-- Task requirements --
Reprint the entries without altering anything.

(Dataset rows for apps and sites)

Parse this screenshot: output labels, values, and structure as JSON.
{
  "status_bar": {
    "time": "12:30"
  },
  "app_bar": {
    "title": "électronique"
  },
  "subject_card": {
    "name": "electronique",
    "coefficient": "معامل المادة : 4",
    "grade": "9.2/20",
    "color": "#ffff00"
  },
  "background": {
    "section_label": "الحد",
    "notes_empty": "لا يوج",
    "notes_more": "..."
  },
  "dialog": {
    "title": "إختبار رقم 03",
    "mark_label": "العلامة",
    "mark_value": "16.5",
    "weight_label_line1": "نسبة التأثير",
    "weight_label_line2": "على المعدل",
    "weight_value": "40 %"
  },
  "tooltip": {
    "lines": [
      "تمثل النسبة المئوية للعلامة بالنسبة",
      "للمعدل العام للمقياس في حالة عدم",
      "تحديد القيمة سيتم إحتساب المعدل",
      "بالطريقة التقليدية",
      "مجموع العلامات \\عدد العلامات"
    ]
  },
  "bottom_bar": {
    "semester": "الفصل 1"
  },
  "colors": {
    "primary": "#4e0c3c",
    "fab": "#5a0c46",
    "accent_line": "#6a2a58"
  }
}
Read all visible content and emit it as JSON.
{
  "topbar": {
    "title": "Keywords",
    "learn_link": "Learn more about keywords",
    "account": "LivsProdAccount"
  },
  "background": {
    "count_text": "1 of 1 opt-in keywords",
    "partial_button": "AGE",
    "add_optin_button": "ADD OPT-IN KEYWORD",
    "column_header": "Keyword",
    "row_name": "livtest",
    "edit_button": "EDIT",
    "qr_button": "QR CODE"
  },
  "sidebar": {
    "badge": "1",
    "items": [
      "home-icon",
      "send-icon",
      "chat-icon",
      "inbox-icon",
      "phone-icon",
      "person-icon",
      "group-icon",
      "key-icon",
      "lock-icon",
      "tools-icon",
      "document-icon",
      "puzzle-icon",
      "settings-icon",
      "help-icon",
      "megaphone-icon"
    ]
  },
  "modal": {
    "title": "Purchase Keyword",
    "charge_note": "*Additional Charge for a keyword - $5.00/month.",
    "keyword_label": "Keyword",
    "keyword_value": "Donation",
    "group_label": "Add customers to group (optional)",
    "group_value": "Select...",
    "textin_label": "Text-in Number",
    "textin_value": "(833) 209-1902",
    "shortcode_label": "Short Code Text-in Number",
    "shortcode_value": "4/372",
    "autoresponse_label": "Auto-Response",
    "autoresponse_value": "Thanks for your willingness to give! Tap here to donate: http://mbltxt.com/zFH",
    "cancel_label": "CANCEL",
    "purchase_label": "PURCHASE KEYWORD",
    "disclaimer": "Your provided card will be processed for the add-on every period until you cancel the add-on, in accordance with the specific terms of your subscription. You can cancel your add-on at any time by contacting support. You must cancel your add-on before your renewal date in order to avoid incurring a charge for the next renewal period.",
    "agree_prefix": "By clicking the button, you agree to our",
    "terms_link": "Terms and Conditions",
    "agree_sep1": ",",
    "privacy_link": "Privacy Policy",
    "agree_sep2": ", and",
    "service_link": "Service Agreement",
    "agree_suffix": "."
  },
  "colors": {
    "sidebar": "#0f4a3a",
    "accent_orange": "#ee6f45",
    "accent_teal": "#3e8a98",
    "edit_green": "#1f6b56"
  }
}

-- Response area --
Parse this screenshot: output labels, values, and structure as JSON.
{
  "status_bar": {
    "time": "12:30"
  },
  "app_bar": {
    "title": "électronique"
  },
  "subject_card": {
    "name": "electronique",
    "coefficient": "معامل المادة : 4",
    "grade": "9.2/20",
    "color": "#ffff00"
  },
  "background": {
    "section_label": "الحد",
    "notes_empty": "لا يوج",
    "notes_more": "..."
  },
  "dialog": {
    "title": "إختبار رقم 03",
    "mark_label": "العلامة",
    "mark_value": "16.5",
    "weight_label_line1": "نسبة التأثير",
    "weight_label_line2": "على المعدل",
    "weight_value": "40 %"
  },
  "tooltip": {
    "lines": [
      "تمثل النسبة المئوية للعلامة بالنسبة",
      "للمعدل العام للمقياس في حالة عدم",
      "تحديد القيمة سيتم إحتساب المعدل",
      "بالطريقة التقليدية",
      "مجموع العلامات \\عدد العلامات"
    ]
  },
  "bottom_bar": {
    "semester": "الفصل 1"
  },
  "colors": {
    "primary": "#4e0c3c",
    "fab": "#5a0c46",
    "accent_line": "#6a2a58"
  }
}
Read all visible content and emit it as JSON.
{
  "topbar": {
    "title": "Keywords",
    "learn_link": "Learn more about keywords",
    "account": "LivsProdAccount"
  },
  "background": {
    "count_text": "1 of 1 opt-in keywords",
    "partial_button": "AGE",
    "add_optin_button": "ADD OPT-IN KEYWORD",
    "column_header": "Keyword",
    "row_name": "livtest",
    "edit_button": "EDIT",
    "qr_button": "QR CODE"
  },
  "sidebar": {
    "badge": "1",
    "items": [
      "home-icon",
      "send-icon",
      "chat-icon",
      "inbox-icon",
      "phone-icon",
      "person-icon",
      "group-icon",
      "key-icon",
      "lock-icon",
      "tools-icon",
      "document-icon",
      "puzzle-icon",
      "settings-icon",
      "help-icon",
      "megaphone-icon"
    ]
  },
  "modal": {
    "title": "Purchase Keyword",
    "charge_note": "*Additional Charge for a keyword - $5.00/month.",
    "keyword_label": "Keyword",
    "keyword_value": "Donation",
    "group_label": "Add customers to group (optional)",
    "group_value": "Select...",
    "textin_label": "Text-in Number",
    "textin_value": "(833) 209-1902",
    "shortcode_label": "Short Code Text-in Number",
    "shortcode_value": "4/372",
    "autoresponse_label": "Auto-Response",
    "autoresponse_value": "Thanks for your willingness to give! Tap here to donate: http://mbltxt.com/zFH",
    "cancel_label": "CANCEL",
    "purchase_label": "PURCHASE KEYWORD",
    "disclaimer": "Your provided card will be processed for the add-on every period until you cancel the add-on, in accordance with the specific terms of your subscription. You can cancel your add-on at any time by contacting support. You must cancel your add-on before your renewal date in order to avoid incurring a charge for the next renewal period.",
    "agree_prefix": "By clicking the button, you agree to our",
    "terms_link": "Terms and Conditions",
    "agree_sep1": ",",
    "privacy_link": "Privacy Policy",
    "agree_sep2": ", and",
    "service_link": "Service Agreement",
    "agree_suffix": "."
  },
  "colors": {
    "sidebar": "#0f4a3a",
    "accent_orange": "#ee6f45",
    "accent_teal": "#3e8a98",
    "edit_green": "#1f6b56"
  }
}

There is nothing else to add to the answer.